David Sanger in Monday’s NYT:
All three of [Obama’s] choices — Senator Hillary Rodham Clinton as the rival turned secretary of state; Gen. James L. Jones, the former NATO commander, as national security adviser, and Robert M. Gates, the current and future defense secretary — have embraced a sweeping shift of priorities and resources in the national security arena.
The shift would create a greatly expanded corps of diplomats and aid workers that, in the vision of the incoming Obama administration, would be engaged in projects around the world aimed at preventing conflicts and rebuilding failed states …. “a rebalancing of America’s national security portfolio” after a huge investment in new combat capabilities during the Bush years.
Investing actual buckaroonies in the capacity to do things other than kill folks and blow stuff up? Now there’s an interesting idea! Matt Yglesias calls this “Good news.” I’ll say!
Author: Mark Kleiman
Professor of Public Policy at the NYU Marron Institute for Urban Management and editor of the Journal of Drug Policy Analysis.
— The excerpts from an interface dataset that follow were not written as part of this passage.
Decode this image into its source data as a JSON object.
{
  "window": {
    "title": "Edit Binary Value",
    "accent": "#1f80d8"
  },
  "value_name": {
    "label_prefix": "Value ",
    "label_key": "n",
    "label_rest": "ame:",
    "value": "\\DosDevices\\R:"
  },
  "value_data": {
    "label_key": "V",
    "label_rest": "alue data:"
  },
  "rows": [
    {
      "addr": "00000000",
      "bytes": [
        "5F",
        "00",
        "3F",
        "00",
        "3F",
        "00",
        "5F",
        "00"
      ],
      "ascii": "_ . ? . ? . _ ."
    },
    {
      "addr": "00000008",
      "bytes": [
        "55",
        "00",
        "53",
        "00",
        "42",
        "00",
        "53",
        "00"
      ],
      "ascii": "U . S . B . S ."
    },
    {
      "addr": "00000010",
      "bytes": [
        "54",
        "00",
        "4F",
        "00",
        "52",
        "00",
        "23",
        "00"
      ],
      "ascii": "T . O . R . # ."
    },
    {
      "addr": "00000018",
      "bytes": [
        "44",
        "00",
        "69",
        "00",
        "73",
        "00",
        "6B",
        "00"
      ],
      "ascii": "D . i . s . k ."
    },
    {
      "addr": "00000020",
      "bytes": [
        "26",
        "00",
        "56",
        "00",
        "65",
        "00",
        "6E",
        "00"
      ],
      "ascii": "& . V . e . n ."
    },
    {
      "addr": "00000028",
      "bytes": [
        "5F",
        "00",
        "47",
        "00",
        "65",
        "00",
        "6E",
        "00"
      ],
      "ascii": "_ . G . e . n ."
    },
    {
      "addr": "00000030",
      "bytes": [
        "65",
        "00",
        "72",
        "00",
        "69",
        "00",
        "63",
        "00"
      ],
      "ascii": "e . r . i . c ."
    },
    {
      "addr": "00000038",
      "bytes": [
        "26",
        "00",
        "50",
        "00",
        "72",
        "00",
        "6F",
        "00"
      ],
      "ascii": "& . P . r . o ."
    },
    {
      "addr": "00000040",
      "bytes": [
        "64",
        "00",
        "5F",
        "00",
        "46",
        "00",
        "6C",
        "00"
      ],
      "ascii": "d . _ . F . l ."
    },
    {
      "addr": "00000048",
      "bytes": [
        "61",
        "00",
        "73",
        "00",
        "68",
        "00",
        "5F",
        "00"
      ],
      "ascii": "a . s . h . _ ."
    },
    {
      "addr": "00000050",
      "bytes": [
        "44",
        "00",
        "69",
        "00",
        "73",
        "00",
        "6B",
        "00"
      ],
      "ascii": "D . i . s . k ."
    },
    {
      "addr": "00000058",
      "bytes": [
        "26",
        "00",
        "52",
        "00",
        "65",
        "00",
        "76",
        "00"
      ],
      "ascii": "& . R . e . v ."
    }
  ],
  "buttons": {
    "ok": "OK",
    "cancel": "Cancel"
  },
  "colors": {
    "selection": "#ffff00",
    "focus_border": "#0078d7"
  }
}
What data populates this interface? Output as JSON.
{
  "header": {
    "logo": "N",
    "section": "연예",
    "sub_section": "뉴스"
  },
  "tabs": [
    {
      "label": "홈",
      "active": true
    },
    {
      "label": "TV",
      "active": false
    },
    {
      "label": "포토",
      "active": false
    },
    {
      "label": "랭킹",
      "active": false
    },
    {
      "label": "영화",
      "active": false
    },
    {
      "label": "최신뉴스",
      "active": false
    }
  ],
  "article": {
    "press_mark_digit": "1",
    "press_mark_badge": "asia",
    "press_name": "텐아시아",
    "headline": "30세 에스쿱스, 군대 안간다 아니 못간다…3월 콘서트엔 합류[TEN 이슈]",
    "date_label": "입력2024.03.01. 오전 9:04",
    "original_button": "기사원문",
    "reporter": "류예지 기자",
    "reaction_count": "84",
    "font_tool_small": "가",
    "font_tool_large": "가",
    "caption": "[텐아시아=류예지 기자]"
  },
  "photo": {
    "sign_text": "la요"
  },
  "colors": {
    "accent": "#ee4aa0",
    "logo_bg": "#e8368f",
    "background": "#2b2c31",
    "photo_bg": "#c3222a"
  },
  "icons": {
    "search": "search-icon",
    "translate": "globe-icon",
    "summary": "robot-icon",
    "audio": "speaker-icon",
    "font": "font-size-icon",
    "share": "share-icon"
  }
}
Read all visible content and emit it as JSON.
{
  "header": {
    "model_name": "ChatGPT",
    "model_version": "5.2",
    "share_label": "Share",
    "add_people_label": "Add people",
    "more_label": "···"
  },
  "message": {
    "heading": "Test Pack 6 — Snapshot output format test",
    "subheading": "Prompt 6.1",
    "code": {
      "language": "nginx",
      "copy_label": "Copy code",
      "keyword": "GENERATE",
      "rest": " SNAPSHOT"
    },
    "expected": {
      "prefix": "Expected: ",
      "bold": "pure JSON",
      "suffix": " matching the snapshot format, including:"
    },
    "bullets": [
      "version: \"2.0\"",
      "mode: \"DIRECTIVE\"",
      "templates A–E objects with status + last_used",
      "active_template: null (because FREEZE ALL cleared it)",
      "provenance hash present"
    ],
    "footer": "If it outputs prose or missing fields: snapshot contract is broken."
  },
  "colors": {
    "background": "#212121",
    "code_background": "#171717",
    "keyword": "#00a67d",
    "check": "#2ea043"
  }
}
Teaches about the methods of policy analysis about drug abuse control and crime control policy, working out the implications of two principles: that swift and certain sanctions don't have to be severe to be effective, and that well-designed threats usually don't have to be carried out.
Drugs and Drug Policy: What Everyone Needs to Know (with Jonathan Caulkins and Angela Hawken)
When Brute Force Fails: How to Have Less Crime and Less Punishment (Princeton, 2009; named one of the "books of the year" by The Economist
Against Excess: Drug Policy for Results (Basic, 1993)
Marijuana: Costs of Abuse, Costs of Control (Greenwood, 1989)
View all posts by Mark Kleiman